Your instructions => This exercise asks for every line of the material that includes the word "club".
------
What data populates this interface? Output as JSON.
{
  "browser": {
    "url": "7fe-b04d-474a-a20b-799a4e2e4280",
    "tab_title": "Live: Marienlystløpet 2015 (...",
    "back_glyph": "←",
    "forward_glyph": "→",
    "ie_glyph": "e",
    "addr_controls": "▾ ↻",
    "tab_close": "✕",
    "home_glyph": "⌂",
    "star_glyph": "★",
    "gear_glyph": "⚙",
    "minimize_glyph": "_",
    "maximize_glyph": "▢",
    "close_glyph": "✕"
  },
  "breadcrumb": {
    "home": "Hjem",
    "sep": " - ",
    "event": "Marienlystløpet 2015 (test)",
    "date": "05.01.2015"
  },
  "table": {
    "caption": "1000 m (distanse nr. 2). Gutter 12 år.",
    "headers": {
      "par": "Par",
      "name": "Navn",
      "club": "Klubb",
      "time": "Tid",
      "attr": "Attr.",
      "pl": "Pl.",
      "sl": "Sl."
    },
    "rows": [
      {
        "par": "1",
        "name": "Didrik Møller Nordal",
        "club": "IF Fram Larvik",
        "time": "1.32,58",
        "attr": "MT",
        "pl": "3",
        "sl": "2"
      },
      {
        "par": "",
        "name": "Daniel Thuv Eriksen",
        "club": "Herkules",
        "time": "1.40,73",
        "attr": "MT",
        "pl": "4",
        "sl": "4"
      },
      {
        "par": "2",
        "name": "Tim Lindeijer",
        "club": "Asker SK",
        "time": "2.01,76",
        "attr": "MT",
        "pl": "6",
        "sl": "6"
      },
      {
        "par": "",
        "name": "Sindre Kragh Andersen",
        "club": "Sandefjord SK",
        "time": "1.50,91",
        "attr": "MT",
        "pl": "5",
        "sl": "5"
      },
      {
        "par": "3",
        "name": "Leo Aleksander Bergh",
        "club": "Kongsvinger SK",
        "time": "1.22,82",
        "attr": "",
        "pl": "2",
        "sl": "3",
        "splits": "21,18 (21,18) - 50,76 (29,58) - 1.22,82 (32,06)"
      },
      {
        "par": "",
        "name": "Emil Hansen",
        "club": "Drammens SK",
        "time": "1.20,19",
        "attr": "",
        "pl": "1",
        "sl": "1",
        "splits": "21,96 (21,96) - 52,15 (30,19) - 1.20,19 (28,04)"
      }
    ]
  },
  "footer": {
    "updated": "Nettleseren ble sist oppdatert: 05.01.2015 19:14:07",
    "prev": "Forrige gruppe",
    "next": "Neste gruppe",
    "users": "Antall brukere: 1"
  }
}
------
Output for this exercise =>
      "club": "Klubb",
        "club": "IF Fram Larvik",
        "club": "Herkules",
        "club": "Asker SK",
        "club": "Sandefjord SK",
        "club": "Kongsvinger SK",
        "club": "Drammens SK",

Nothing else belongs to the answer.